**Work task**. In the material below, find each line holding the string "Accept" and copy it.

**Data for processing**.
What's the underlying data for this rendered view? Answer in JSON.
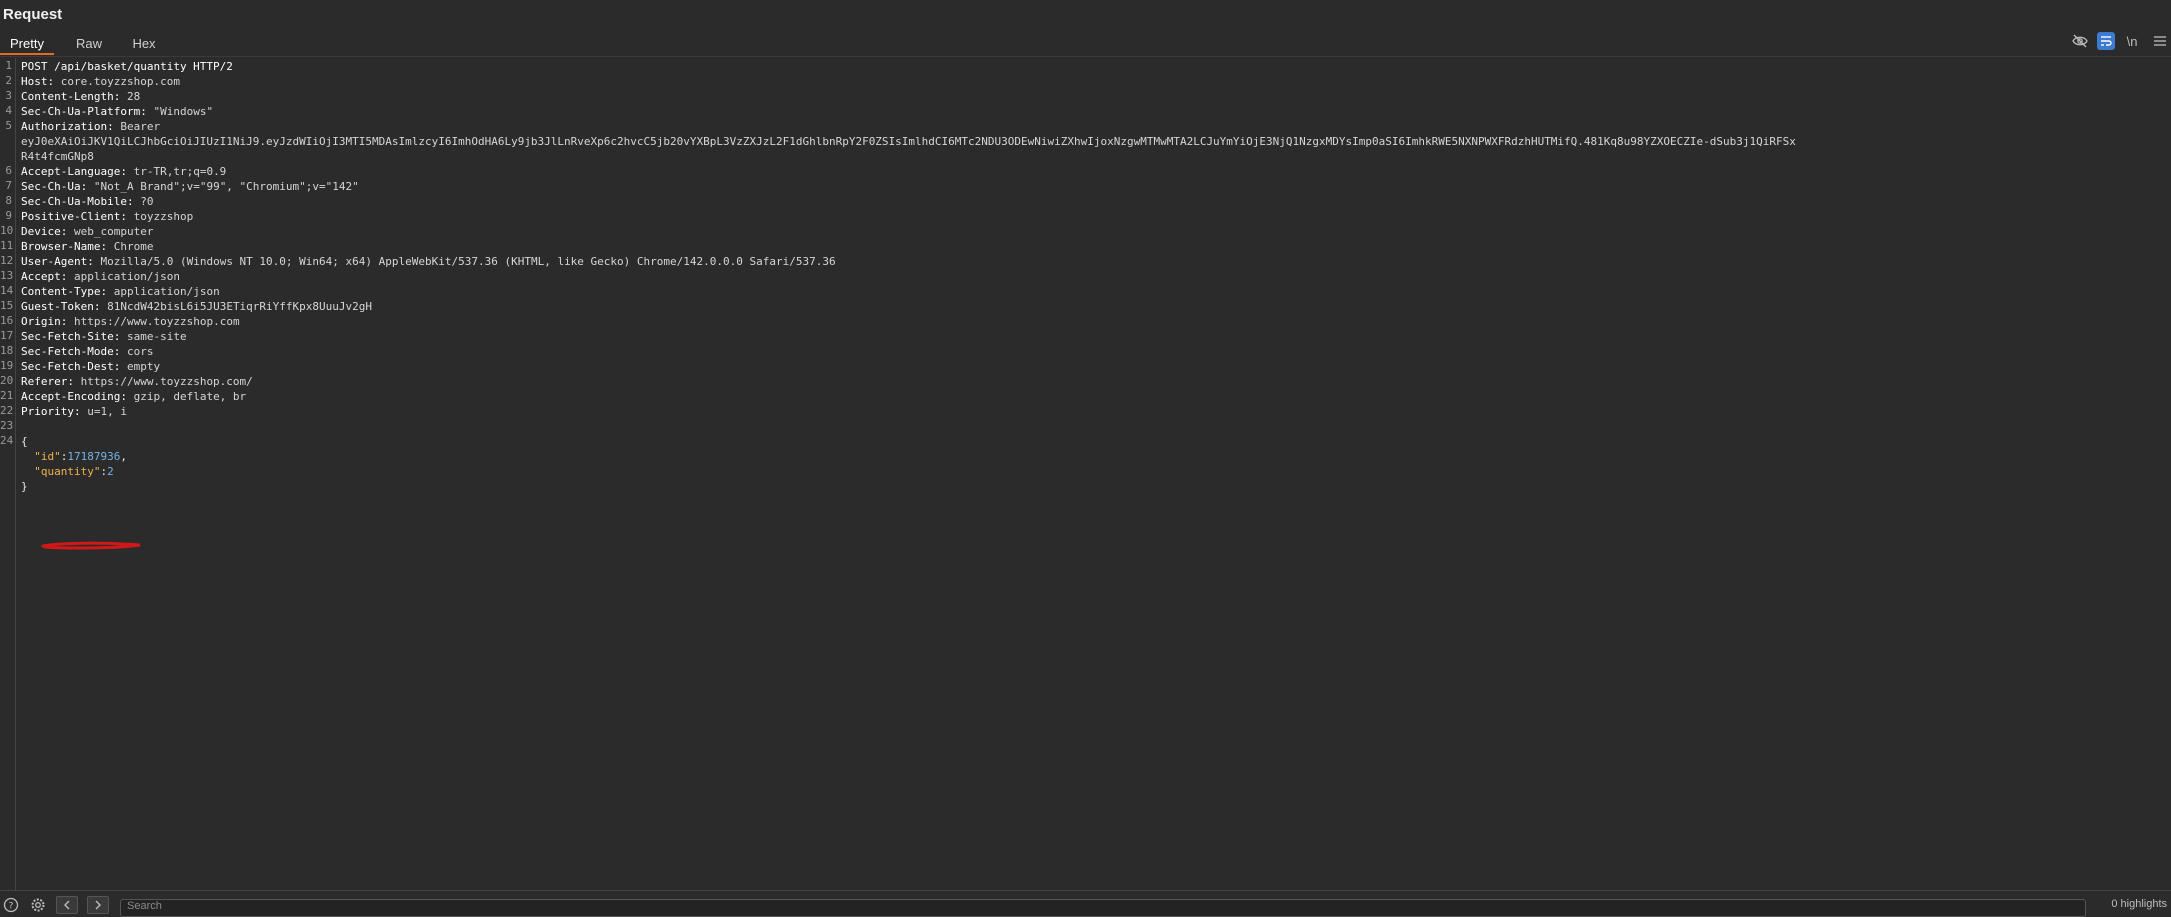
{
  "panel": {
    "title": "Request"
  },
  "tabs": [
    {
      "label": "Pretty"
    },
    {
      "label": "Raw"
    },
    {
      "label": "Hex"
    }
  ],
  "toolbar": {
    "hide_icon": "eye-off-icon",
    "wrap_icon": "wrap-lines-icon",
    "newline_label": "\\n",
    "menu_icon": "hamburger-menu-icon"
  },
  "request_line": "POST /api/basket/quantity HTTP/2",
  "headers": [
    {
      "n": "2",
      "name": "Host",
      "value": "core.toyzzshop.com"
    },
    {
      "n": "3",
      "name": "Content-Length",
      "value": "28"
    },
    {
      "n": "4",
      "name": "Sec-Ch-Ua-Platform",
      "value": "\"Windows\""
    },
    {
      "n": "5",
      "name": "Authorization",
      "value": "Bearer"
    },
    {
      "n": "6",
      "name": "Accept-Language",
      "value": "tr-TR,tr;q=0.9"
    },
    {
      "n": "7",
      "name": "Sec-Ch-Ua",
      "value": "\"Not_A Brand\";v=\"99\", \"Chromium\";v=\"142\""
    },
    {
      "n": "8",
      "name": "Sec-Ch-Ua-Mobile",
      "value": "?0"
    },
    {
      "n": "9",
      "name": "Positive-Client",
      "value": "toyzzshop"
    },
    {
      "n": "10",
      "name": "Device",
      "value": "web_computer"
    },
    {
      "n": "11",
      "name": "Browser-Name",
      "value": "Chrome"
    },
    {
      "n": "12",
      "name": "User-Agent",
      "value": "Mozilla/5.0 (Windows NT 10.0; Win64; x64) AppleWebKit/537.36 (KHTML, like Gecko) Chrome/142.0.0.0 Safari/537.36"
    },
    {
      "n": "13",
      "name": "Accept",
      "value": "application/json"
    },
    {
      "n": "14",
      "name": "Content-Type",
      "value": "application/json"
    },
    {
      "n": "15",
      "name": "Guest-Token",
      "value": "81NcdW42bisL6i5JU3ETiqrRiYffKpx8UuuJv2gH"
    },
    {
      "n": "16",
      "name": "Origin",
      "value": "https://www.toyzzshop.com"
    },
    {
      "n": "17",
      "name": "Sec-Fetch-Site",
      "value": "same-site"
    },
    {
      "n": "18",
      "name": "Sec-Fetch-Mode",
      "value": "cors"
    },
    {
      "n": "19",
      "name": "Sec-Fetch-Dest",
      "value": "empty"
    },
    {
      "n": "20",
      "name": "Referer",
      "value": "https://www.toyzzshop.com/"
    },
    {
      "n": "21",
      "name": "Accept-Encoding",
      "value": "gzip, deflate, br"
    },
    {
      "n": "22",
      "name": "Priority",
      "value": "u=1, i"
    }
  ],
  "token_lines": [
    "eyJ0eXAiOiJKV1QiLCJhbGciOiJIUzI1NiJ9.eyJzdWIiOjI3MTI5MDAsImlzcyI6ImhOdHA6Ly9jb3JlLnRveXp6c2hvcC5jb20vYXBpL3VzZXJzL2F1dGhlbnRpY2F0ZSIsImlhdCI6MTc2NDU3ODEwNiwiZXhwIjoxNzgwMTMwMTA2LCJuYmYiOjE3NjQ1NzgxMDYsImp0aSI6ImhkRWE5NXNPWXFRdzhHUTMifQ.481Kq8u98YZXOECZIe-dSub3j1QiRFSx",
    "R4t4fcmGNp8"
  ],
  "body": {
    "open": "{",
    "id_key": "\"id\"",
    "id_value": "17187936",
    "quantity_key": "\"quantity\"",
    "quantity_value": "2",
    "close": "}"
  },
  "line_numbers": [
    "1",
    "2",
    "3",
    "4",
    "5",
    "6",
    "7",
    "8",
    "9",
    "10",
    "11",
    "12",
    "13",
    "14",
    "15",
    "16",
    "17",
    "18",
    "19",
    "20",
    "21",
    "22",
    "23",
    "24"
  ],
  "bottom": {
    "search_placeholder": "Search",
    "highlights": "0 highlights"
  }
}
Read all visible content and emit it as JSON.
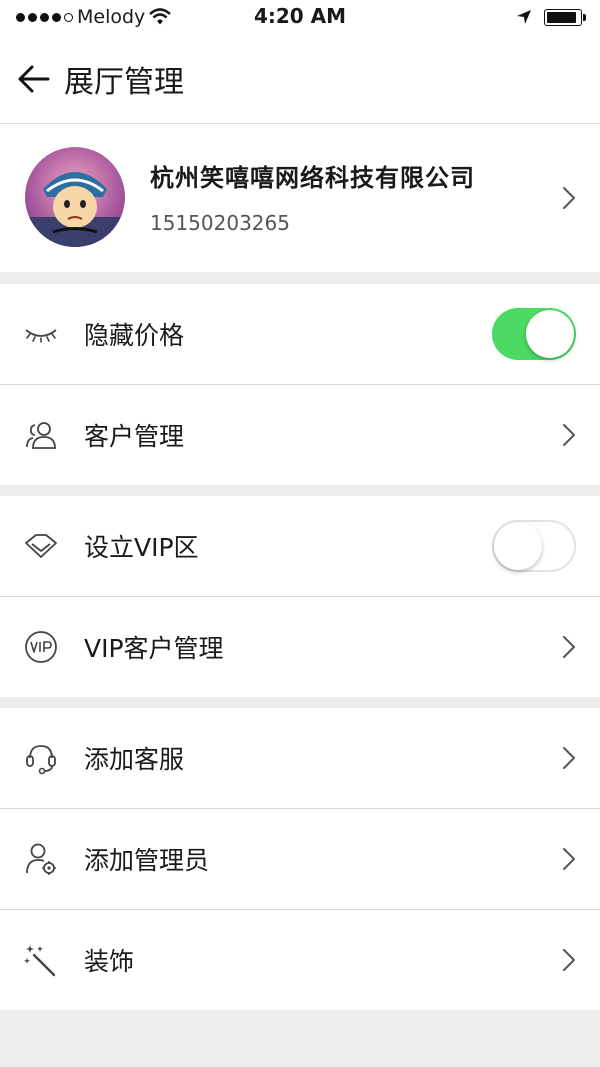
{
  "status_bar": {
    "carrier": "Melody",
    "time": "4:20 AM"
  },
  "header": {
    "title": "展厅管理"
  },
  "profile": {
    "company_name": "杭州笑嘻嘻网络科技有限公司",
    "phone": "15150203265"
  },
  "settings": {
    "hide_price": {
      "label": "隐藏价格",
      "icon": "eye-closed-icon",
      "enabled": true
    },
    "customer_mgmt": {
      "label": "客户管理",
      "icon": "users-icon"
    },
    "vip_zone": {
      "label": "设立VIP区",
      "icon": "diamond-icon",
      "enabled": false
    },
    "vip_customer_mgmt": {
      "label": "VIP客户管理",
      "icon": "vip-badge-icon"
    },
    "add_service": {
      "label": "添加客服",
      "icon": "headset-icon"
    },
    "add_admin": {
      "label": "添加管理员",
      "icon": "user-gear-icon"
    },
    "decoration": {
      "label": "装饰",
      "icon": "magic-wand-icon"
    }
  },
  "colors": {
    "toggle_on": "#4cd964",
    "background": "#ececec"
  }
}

**Answer space**.
      "name": "Accept-Language",
      "name": "Accept",
      "name": "Accept-Encoding",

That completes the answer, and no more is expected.